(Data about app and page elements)
------------

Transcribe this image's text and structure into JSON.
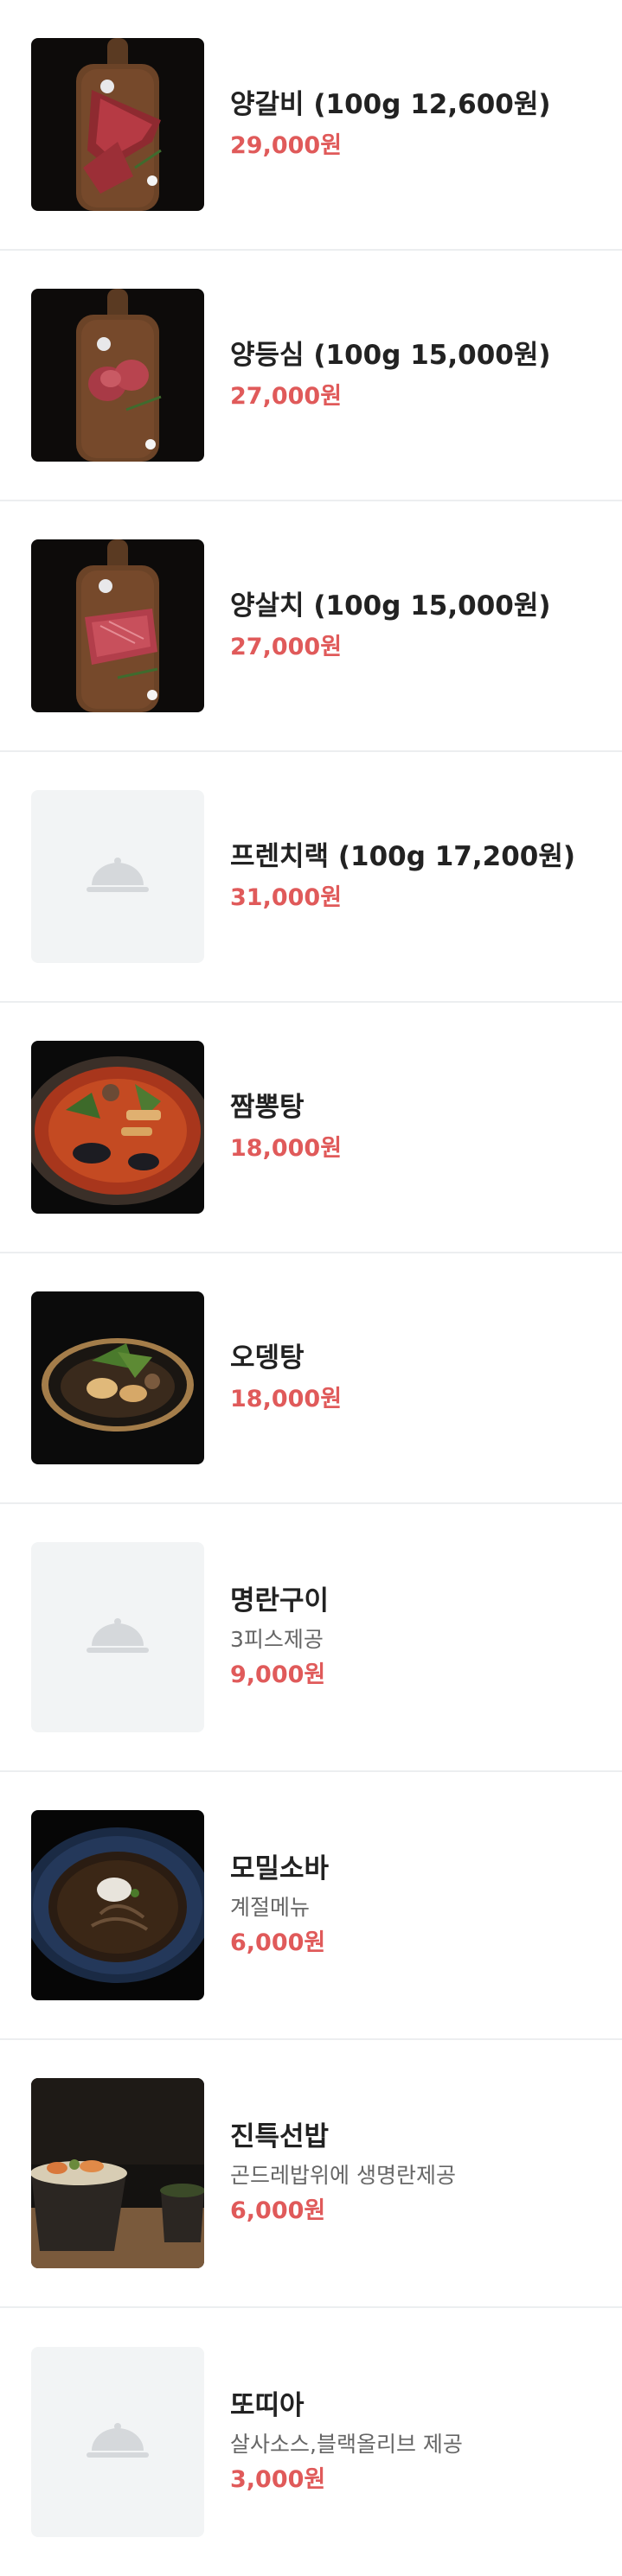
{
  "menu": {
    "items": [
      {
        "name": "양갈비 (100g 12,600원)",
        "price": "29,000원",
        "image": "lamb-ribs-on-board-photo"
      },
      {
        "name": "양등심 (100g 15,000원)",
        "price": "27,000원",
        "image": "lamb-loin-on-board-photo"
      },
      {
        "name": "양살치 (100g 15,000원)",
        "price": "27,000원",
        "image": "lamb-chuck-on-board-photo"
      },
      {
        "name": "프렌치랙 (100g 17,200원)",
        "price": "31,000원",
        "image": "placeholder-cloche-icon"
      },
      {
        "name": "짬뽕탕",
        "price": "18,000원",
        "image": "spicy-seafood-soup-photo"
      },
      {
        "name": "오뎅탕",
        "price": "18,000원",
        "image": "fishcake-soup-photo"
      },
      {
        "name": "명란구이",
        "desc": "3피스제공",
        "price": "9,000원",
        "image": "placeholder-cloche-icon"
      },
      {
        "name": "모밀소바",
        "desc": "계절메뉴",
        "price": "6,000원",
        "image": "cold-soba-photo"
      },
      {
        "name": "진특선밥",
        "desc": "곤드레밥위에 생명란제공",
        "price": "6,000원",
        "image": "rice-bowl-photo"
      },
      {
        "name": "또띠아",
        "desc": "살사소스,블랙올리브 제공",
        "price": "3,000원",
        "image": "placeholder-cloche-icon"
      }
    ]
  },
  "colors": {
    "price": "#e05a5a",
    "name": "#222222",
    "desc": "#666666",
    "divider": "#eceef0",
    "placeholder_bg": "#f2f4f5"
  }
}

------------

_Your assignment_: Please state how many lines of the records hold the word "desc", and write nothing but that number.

_Solution for this task_: 5